A combination of 2 bacteria were able to stay in the colon for an extended amount of time, rather than passing through the system quickly like other probiotics.
A consortium of bacteria designed to complement missing or underrepresented functions in the imbalanced microbiome of patients with inflammatory bowel disease (IBD) was found to prevent and treat chronic immune-mediated colitis, according to a study published in Nature Communications.
The live bacteria consortia, called GUT-103 and GUT-108, were developed by a biotechnology firm. GUT-103 is comprised of 17 strains of bacteria that work together to protect and feed each other, whereas GUT-108 is a refined version that uses 11 human isolates related to the 17 strains. These combinations allow the bacteria to stay in the colon for an extended amount of time, as opposed to other probiotics that pass through the system quickly, according to the study authors.
“The idea with this treatment is to restore the normal function of the protective bacteria in the gut, targeting the source of IBD, instead of treating its symptoms with traditional immunosuppressants that can cause side effects like infections or tumors,” said senior author Balfour Sartor, MD, in the press release.
In the study, GUT-103 and GUT-108 were administered orally 3 times per week to mice with no bacteria present that had been specially developed and treated with specific human bacteria, creating a humanized mouse model. The therapeutic bacteria worked by addressing upstream targets, rather than targeting a single cytokine to block downstream inflammation responses and reversed established inflammation.
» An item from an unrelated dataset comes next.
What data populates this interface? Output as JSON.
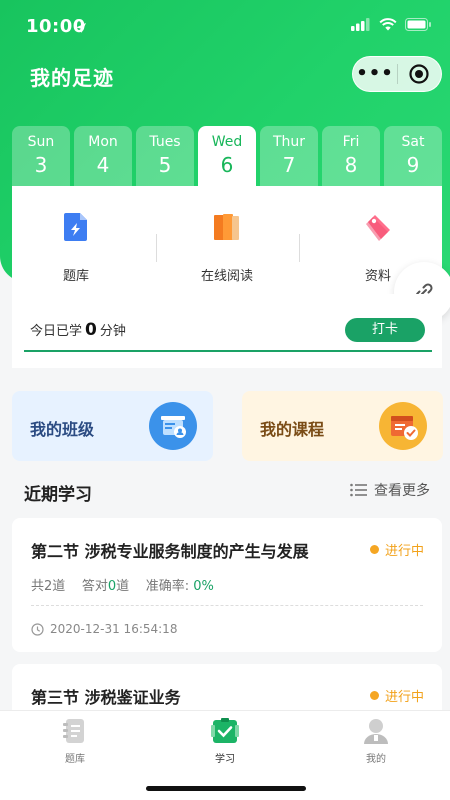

“It also decreased pathobionts—bacteria that can cause harm—while expanding resident protective bacteria, and produced metabolites promoting mucosal healing and immunoregulatory responses,” Sartor said in the press release. “Simply put, the treatment increased the good guys and decreased the bad guys.”
Based on these study results and the need for more alternative therapies for Crohn disease, Sartor said he would like to see GUT-103 and GUT-108 studied in phase 1 and 2 clinical trials.
‘Good’ Bacteria Show Promise for Clinical Treatment of Crohn’s Disease, Ulcerative Colitis [news release]. UNC Health; May 28, 2021. https://news.unchealthcare.org/2021/05/good-bacteria-show-promise-for-clinical-treatment-of-crohns-disease-ulcerative-colitis/. Accessed June 1, 2021.